Retype the full set of data, character for character.

[Data items]
::::

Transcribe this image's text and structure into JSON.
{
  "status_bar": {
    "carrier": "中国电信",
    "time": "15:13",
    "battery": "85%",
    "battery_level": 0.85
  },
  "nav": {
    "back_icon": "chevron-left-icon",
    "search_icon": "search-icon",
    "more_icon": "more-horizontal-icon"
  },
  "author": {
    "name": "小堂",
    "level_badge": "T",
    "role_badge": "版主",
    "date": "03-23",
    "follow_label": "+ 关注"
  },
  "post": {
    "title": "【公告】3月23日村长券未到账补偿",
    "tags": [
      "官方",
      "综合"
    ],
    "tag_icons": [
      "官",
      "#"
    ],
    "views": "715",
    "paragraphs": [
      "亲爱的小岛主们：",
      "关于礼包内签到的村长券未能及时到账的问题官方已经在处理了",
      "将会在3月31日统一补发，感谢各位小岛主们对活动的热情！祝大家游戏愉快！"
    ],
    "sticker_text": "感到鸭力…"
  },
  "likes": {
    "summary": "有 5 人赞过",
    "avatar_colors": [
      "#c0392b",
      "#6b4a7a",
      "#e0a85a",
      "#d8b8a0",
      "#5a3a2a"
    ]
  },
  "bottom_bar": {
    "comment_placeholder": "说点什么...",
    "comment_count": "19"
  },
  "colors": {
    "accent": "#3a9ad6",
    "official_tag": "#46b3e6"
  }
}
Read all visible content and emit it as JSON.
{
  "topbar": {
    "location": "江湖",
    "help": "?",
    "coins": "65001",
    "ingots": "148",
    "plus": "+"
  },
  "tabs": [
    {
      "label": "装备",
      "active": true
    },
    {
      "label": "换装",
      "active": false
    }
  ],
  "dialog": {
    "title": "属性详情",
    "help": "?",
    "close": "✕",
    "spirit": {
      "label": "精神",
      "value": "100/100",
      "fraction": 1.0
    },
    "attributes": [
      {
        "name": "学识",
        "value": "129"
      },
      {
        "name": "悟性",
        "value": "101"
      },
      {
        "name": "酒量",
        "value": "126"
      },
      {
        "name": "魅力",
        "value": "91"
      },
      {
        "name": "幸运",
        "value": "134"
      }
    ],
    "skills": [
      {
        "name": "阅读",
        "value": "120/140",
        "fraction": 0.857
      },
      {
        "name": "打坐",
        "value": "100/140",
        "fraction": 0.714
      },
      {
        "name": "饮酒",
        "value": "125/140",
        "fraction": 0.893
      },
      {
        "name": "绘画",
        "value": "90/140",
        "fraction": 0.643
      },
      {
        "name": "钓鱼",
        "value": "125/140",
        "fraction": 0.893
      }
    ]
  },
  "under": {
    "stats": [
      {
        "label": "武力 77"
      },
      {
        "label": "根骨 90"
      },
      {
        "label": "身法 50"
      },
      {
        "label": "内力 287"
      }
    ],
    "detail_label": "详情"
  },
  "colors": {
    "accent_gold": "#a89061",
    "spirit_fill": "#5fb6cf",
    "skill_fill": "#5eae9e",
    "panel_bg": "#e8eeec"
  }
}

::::

Output of the exercise:
Transcribe this image's text and structure into JSON.
{
  "status_bar": {
    "carrier": "中国电信",
    "time": "15:13",
    "battery": "85%",
    "battery_level": 0.85
  },
  "nav": {
    "back_icon": "chevron-left-icon",
    "search_icon": "search-icon",
    "more_icon": "more-horizontal-icon"
  },
  "author": {
    "name": "小堂",
    "level_badge": "T",
    "role_badge": "版主",
    "date": "03-23",
    "follow_label": "+ 关注"
  },
  "post": {
    "title": "【公告】3月23日村长券未到账补偿",
    "tags": [
      "官方",
      "综合"
    ],
    "tag_icons": [
      "官",
      "#"
    ],
    "views": "715",
    "paragraphs": [
      "亲爱的小岛主们：",
      "关于礼包内签到的村长券未能及时到账的问题官方已经在处理了",
      "将会在3月31日统一补发，感谢各位小岛主们对活动的热情！祝大家游戏愉快！"
    ],
    "sticker_text": "感到鸭力…"
  },
  "likes": {
    "summary": "有 5 人赞过",
    "avatar_colors": [
      "#c0392b",
      "#6b4a7a",
      "#e0a85a",
      "#d8b8a0",
      "#5a3a2a"
    ]
  },
  "bottom_bar": {
    "comment_placeholder": "说点什么...",
    "comment_count": "19"
  },
  "colors": {
    "accent": "#3a9ad6",
    "official_tag": "#46b3e6"
  }
}
Read all visible content and emit it as JSON.
{
  "topbar": {
    "location": "江湖",
    "help": "?",
    "coins": "65001",
    "ingots": "148",
    "plus": "+"
  },
  "tabs": [
    {
      "label": "装备",
      "active": true
    },
    {
      "label": "换装",
      "active": false
    }
  ],
  "dialog": {
    "title": "属性详情",
    "help": "?",
    "close": "✕",
    "spirit": {
      "label": "精神",
      "value": "100/100",
      "fraction": 1.0
    },
    "attributes": [
      {
        "name": "学识",
        "value": "129"
      },
      {
        "name": "悟性",
        "value": "101"
      },
      {
        "name": "酒量",
        "value": "126"
      },
      {
        "name": "魅力",
        "value": "91"
      },
      {
        "name": "幸运",
        "value": "134"
      }
    ],
    "skills": [
      {
        "name": "阅读",
        "value": "120/140",
        "fraction": 0.857
      },
      {
        "name": "打坐",
        "value": "100/140",
        "fraction": 0.714
      },
      {
        "name": "饮酒",
        "value": "125/140",
        "fraction": 0.893
      },
      {
        "name": "绘画",
        "value": "90/140",
        "fraction": 0.643
      },
      {
        "name": "钓鱼",
        "value": "125/140",
        "fraction": 0.893
      }
    ]
  },
  "under": {
    "stats": [
      {
        "label": "武力 77"
      },
      {
        "label": "根骨 90"
      },
      {
        "label": "身法 50"
      },
      {
        "label": "内力 287"
      }
    ],
    "detail_label": "详情"
  },
  "colors": {
    "accent_gold": "#a89061",
    "spirit_fill": "#5fb6cf",
    "skill_fill": "#5eae9e",
    "panel_bg": "#e8eeec"
  }
}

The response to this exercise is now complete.